=== SOURCE INFORMATION ===

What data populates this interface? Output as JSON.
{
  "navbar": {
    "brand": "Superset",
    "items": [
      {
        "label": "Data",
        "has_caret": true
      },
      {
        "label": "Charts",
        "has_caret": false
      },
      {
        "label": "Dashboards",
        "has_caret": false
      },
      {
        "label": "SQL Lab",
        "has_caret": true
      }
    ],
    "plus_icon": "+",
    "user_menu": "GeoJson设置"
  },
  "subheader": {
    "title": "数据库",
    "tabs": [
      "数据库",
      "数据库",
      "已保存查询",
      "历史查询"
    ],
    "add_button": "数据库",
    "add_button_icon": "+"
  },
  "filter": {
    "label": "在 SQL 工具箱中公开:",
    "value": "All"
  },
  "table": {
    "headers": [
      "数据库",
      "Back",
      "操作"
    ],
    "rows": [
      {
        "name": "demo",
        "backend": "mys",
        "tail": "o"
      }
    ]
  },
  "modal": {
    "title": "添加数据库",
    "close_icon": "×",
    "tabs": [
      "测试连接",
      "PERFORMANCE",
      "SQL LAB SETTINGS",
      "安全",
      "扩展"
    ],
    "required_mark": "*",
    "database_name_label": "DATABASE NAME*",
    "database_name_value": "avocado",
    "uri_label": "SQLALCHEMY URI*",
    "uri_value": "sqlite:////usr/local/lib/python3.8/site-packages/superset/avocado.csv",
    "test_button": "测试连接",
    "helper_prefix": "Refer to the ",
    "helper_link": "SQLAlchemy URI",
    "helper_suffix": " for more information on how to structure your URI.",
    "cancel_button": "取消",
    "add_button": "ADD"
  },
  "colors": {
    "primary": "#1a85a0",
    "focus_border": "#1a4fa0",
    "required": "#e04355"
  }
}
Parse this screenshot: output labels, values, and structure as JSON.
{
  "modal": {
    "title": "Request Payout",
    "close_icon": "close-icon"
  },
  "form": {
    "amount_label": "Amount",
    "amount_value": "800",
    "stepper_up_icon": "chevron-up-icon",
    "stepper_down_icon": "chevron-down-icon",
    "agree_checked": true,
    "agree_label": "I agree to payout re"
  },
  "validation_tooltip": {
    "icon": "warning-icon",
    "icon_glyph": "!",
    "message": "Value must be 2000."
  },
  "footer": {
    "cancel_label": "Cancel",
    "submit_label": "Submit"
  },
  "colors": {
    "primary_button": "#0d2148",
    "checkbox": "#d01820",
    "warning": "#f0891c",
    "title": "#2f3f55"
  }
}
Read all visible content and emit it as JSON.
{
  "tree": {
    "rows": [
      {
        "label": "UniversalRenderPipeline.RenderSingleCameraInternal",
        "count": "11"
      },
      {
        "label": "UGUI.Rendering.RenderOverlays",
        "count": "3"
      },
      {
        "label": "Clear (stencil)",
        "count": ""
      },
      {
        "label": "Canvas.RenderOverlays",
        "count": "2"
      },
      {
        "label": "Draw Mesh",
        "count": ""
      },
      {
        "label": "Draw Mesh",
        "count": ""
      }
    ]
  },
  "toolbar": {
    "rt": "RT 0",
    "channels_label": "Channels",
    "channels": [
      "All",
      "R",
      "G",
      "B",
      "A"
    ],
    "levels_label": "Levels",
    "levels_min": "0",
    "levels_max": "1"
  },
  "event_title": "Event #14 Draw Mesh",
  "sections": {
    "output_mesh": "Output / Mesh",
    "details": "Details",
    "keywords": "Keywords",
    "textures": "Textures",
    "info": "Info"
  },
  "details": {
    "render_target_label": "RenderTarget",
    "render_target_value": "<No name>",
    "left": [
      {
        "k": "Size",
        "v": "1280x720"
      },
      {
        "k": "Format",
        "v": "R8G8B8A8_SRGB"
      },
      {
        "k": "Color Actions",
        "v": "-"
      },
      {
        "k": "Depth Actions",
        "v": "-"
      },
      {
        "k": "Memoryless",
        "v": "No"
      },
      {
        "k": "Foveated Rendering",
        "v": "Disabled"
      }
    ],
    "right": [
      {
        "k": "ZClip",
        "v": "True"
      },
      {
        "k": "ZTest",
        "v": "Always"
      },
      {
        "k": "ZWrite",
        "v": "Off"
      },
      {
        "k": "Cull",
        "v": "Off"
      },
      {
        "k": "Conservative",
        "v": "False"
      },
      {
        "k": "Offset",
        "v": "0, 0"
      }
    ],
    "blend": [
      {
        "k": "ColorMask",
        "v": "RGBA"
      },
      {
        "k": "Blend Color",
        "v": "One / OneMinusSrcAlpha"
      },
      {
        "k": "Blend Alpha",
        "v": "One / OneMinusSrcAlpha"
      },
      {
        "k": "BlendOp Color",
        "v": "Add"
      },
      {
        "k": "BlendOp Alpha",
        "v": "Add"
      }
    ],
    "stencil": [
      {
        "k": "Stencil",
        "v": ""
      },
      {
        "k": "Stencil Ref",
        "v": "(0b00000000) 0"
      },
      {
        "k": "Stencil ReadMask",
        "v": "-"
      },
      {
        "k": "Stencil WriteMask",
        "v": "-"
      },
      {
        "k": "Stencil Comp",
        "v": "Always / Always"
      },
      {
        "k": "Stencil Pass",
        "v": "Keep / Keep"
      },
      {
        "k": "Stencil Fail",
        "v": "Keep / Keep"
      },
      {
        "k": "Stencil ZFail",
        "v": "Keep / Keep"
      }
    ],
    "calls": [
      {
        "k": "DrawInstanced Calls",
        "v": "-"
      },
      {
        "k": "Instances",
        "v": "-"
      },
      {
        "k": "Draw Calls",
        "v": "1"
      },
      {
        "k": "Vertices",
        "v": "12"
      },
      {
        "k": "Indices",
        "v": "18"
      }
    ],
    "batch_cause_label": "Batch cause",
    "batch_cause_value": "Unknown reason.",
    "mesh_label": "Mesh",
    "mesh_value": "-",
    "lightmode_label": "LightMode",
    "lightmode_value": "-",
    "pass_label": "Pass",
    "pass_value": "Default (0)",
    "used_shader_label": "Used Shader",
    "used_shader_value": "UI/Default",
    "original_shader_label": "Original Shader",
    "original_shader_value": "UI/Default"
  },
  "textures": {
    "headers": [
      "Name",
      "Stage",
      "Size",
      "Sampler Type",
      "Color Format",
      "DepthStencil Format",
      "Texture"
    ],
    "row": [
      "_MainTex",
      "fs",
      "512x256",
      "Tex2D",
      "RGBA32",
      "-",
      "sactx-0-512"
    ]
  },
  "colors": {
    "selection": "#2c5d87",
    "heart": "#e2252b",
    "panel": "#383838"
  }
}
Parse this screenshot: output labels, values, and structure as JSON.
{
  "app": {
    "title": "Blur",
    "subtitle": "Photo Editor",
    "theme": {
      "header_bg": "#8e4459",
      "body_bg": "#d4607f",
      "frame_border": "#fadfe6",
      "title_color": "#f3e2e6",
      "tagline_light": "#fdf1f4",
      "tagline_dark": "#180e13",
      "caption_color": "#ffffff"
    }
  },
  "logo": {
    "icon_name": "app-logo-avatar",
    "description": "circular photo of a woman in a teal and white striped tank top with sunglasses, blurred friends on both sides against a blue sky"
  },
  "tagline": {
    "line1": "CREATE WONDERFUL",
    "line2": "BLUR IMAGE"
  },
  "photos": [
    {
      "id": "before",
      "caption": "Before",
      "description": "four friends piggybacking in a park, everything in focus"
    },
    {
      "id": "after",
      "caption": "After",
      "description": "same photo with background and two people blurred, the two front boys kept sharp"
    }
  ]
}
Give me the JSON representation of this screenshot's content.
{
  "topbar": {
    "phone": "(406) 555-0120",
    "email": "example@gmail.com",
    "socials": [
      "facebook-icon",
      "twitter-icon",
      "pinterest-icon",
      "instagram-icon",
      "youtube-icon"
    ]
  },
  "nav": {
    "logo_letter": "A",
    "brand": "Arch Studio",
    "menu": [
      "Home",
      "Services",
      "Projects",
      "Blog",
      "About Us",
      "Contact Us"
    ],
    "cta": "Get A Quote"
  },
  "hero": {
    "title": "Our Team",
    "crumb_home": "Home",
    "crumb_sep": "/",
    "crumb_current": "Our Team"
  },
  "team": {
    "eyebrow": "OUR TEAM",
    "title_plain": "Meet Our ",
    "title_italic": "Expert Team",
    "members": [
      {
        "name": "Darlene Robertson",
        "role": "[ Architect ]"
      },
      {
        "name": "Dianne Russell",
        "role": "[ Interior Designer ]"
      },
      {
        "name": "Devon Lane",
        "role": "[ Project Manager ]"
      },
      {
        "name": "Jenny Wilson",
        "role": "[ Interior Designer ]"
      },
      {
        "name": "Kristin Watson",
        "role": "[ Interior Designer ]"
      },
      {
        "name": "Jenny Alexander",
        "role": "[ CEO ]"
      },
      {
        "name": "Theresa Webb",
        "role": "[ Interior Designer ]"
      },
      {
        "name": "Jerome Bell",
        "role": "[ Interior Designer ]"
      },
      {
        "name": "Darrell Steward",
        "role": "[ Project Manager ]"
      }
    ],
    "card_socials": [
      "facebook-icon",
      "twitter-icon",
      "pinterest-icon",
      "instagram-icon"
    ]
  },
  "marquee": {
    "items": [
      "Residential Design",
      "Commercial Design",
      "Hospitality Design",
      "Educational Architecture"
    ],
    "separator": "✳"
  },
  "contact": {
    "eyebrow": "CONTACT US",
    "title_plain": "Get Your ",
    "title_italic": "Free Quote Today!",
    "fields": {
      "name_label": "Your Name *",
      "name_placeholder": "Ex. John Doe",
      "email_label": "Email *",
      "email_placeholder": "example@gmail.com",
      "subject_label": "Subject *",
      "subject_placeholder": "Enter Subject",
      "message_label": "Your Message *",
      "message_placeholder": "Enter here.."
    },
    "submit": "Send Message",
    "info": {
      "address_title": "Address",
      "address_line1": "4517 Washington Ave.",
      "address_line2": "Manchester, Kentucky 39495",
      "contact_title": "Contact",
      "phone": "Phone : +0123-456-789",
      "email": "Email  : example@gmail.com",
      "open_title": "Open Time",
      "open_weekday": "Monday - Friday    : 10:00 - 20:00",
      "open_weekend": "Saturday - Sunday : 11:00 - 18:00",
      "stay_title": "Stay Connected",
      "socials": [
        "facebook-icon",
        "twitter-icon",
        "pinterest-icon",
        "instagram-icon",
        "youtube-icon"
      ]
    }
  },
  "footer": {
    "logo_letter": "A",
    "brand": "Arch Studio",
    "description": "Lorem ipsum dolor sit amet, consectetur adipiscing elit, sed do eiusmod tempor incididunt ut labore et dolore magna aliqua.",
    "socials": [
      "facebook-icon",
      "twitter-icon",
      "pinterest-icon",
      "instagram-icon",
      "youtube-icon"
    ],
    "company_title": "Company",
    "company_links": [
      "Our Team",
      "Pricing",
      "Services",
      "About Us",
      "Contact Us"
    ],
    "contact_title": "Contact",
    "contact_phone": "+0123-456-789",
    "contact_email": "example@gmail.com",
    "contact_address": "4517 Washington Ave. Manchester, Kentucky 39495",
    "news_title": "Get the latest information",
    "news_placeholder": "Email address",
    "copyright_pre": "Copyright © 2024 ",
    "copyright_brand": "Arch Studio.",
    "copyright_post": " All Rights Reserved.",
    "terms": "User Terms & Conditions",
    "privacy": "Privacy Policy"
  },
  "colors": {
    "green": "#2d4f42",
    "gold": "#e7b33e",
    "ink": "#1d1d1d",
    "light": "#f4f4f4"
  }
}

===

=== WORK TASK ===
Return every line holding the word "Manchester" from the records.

=== ANSWER ===
      "address_line2": "Manchester, Kentucky 39495",
    "contact_address": "4517 Washington Ave. Manchester, Kentucky 39495",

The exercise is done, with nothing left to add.